(Component data from apps and pages)
—————

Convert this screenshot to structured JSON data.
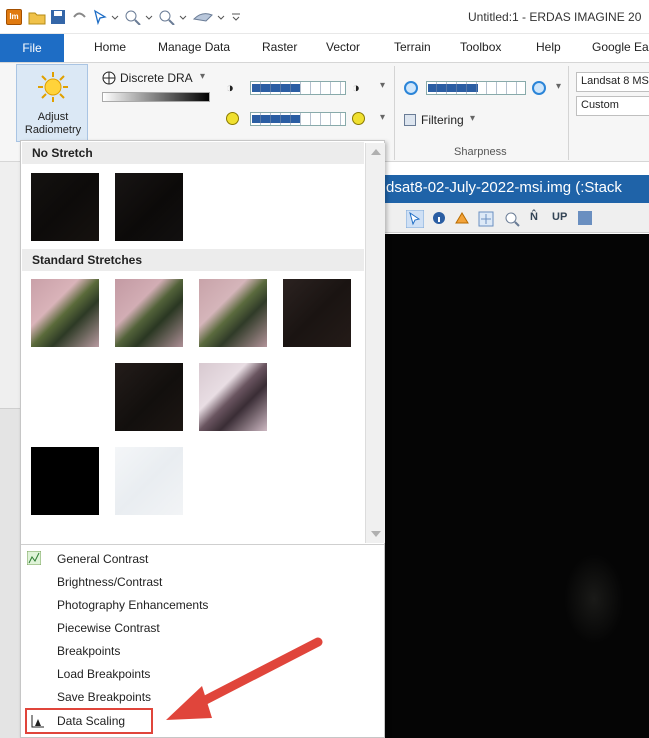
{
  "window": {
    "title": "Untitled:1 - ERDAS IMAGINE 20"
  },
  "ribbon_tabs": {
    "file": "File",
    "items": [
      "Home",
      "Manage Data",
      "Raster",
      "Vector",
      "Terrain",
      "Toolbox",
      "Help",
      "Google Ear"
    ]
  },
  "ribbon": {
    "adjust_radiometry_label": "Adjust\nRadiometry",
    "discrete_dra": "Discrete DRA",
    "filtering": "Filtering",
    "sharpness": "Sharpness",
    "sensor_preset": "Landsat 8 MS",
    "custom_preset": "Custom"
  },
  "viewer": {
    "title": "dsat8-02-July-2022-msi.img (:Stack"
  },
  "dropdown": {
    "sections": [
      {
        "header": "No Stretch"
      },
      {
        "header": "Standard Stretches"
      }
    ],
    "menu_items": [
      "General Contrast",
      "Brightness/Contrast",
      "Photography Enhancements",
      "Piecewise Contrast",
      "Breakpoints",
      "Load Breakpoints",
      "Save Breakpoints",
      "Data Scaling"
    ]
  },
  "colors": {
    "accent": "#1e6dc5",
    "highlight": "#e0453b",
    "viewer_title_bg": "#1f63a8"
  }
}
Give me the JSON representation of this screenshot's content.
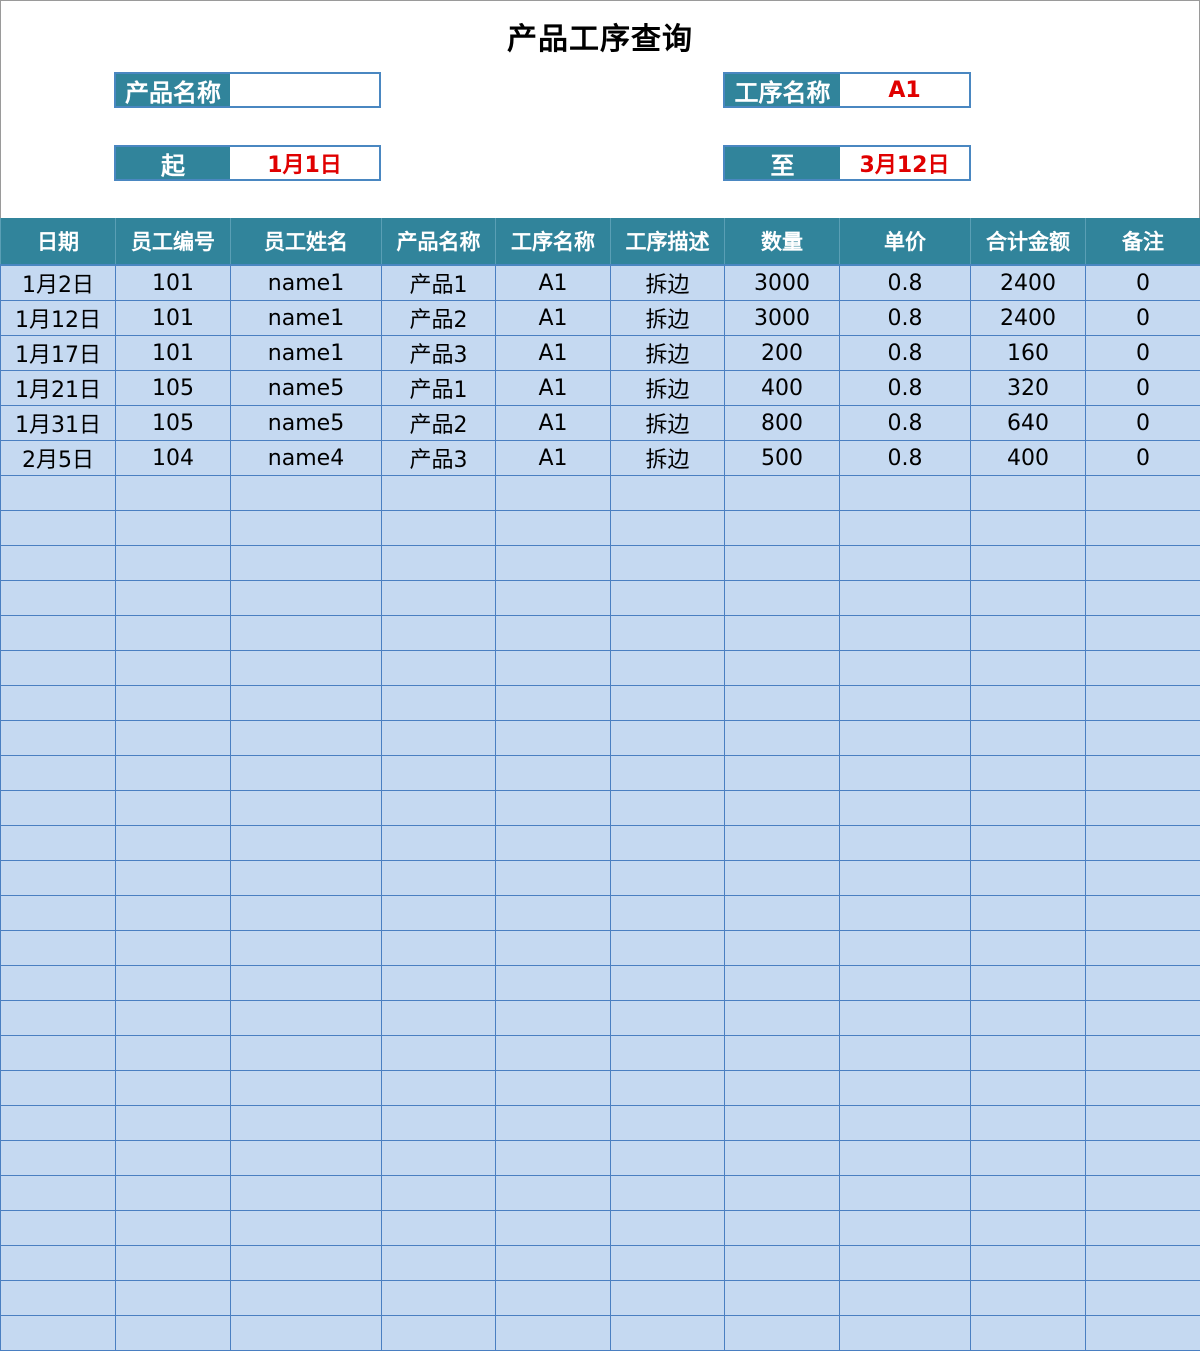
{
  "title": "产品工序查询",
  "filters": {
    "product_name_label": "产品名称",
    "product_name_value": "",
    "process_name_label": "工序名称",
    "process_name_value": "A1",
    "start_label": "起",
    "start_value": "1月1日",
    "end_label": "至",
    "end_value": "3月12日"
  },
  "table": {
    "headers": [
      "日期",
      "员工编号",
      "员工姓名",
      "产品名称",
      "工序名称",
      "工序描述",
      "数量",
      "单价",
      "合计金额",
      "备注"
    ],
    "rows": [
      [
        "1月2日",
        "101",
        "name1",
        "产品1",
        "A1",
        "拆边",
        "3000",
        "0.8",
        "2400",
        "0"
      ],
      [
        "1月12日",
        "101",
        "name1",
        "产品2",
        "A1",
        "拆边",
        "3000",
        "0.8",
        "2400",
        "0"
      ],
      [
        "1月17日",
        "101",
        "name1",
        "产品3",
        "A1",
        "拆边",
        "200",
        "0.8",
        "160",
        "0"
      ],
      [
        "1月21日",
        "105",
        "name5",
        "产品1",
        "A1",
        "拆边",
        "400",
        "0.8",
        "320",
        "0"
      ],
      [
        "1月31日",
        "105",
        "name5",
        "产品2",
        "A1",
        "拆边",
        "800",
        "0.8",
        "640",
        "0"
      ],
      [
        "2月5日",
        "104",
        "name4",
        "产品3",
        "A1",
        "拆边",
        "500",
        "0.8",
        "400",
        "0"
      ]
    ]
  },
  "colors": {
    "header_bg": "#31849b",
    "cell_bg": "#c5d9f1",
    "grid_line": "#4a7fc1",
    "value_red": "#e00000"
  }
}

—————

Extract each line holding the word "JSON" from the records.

Convert this screenshot to structured JSON data.
Give me the JSON representation of this screenshot's content.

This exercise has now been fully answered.